>>>>>

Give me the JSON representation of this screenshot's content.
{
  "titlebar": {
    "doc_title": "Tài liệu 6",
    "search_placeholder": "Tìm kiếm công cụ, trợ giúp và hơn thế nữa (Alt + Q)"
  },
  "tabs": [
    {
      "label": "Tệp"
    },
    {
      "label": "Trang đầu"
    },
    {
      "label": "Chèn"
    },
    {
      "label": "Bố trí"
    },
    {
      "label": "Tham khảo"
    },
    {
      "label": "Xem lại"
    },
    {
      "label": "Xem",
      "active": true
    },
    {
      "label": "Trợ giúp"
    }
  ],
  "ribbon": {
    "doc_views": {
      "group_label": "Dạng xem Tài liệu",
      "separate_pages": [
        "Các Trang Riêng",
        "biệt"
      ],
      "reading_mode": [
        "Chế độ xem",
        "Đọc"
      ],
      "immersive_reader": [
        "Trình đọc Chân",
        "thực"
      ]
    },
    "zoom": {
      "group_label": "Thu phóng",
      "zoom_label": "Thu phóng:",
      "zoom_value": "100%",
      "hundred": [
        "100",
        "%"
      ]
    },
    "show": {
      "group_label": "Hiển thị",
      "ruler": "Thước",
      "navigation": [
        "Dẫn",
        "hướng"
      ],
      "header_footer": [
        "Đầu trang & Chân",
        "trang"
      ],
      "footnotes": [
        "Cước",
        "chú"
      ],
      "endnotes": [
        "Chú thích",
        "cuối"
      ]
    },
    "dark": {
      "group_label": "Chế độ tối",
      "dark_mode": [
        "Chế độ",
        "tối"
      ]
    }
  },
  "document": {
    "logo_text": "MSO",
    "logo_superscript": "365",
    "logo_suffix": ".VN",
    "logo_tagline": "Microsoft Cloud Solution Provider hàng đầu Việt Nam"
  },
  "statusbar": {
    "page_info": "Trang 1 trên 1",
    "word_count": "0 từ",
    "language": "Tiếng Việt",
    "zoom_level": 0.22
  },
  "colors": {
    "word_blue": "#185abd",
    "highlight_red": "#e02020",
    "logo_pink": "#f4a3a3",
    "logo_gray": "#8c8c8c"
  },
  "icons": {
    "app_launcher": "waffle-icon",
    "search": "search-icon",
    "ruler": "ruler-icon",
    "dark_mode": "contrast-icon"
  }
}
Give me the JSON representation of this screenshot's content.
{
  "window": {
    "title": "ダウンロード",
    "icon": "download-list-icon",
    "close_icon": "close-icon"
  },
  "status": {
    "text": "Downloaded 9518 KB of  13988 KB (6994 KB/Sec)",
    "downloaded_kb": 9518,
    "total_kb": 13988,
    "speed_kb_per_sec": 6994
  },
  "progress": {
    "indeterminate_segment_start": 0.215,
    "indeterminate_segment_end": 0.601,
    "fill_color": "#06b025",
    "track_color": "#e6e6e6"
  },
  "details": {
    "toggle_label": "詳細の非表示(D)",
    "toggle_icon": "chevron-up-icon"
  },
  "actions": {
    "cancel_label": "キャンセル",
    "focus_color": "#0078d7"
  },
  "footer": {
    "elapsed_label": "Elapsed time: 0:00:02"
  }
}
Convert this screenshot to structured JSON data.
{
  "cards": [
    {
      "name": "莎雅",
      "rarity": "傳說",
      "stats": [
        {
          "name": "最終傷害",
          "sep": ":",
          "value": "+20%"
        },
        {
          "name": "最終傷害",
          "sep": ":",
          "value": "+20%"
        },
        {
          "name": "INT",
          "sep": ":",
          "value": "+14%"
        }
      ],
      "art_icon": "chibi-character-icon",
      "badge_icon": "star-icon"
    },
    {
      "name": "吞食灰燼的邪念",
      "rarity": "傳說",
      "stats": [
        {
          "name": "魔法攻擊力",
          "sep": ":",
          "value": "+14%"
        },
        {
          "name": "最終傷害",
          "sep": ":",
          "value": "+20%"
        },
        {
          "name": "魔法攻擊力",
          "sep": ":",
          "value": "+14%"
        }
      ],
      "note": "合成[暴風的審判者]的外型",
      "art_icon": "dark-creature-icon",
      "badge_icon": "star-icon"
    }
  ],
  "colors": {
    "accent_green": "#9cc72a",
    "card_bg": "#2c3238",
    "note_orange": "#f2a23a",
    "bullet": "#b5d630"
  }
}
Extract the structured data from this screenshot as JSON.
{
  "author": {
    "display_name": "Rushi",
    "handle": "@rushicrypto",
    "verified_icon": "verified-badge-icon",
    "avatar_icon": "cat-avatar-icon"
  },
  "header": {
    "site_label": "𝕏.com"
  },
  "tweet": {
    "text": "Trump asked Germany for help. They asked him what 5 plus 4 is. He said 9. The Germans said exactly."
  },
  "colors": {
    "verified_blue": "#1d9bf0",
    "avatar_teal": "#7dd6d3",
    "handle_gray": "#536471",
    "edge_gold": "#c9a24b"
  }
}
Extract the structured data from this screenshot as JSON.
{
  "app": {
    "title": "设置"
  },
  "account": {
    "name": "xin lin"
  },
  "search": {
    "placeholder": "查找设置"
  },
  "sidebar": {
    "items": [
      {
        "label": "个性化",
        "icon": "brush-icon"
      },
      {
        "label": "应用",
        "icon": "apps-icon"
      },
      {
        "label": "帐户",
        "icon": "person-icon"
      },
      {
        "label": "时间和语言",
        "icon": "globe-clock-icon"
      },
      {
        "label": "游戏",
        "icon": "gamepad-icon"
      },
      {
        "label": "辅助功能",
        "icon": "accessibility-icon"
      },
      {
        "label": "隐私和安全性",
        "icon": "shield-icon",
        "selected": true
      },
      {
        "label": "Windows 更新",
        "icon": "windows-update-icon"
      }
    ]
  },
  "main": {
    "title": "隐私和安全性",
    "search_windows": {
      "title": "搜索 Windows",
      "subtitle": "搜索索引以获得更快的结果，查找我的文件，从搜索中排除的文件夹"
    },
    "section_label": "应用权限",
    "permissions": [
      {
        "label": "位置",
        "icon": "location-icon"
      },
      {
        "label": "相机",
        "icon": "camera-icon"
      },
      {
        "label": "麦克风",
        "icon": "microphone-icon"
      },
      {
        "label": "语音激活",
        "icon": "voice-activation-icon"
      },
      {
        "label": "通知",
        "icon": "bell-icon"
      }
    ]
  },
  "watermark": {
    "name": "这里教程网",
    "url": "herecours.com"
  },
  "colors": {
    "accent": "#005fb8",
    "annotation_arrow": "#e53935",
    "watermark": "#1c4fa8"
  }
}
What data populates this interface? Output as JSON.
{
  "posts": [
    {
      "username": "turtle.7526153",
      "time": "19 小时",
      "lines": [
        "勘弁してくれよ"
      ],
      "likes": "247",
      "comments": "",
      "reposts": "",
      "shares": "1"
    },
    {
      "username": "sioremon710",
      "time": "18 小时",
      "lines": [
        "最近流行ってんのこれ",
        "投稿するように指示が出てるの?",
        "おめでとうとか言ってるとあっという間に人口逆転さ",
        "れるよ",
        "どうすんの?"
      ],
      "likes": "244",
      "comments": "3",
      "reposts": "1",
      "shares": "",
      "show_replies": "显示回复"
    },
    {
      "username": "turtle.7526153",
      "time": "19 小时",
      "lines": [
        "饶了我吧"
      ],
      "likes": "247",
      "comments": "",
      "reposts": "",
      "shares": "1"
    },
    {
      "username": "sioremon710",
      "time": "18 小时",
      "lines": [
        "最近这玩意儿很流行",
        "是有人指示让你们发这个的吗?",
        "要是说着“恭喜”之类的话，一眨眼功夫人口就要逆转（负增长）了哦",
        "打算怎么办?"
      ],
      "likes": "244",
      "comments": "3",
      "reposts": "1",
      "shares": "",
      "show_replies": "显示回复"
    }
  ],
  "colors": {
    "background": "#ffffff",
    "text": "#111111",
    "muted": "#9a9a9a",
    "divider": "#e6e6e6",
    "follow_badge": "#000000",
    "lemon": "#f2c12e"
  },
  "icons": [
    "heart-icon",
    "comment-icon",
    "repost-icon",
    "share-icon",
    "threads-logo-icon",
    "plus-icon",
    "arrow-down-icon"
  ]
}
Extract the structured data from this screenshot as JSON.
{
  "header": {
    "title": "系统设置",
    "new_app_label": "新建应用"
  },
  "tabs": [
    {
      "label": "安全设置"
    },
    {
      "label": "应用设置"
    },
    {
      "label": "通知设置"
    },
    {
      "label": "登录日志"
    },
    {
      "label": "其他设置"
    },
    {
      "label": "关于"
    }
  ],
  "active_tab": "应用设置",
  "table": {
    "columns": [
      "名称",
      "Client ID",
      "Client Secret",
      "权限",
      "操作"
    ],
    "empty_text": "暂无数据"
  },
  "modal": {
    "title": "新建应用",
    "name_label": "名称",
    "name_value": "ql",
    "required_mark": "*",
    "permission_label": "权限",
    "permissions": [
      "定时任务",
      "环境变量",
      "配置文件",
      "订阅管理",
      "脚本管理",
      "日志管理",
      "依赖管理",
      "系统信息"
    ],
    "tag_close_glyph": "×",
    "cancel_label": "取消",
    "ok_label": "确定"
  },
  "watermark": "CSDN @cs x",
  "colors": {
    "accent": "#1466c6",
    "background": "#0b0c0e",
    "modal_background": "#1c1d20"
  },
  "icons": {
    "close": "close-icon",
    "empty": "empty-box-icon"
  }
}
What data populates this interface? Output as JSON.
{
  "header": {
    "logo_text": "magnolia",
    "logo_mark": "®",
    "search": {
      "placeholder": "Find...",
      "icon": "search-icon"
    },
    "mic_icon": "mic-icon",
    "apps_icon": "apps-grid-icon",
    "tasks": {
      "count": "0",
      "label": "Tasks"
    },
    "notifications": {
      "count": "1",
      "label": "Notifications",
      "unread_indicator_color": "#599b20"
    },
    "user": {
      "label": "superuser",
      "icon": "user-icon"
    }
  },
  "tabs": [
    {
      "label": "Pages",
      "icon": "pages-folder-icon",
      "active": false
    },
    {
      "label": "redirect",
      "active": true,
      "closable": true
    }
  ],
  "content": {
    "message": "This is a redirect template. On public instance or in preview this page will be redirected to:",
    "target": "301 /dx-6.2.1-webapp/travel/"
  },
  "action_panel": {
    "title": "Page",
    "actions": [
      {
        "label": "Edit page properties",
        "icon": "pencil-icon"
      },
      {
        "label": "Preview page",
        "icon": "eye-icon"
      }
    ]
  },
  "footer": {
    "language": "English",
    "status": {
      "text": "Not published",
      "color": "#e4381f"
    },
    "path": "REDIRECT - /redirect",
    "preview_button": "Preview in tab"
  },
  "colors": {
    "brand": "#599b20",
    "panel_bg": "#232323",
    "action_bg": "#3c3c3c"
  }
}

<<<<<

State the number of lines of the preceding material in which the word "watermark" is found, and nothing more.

3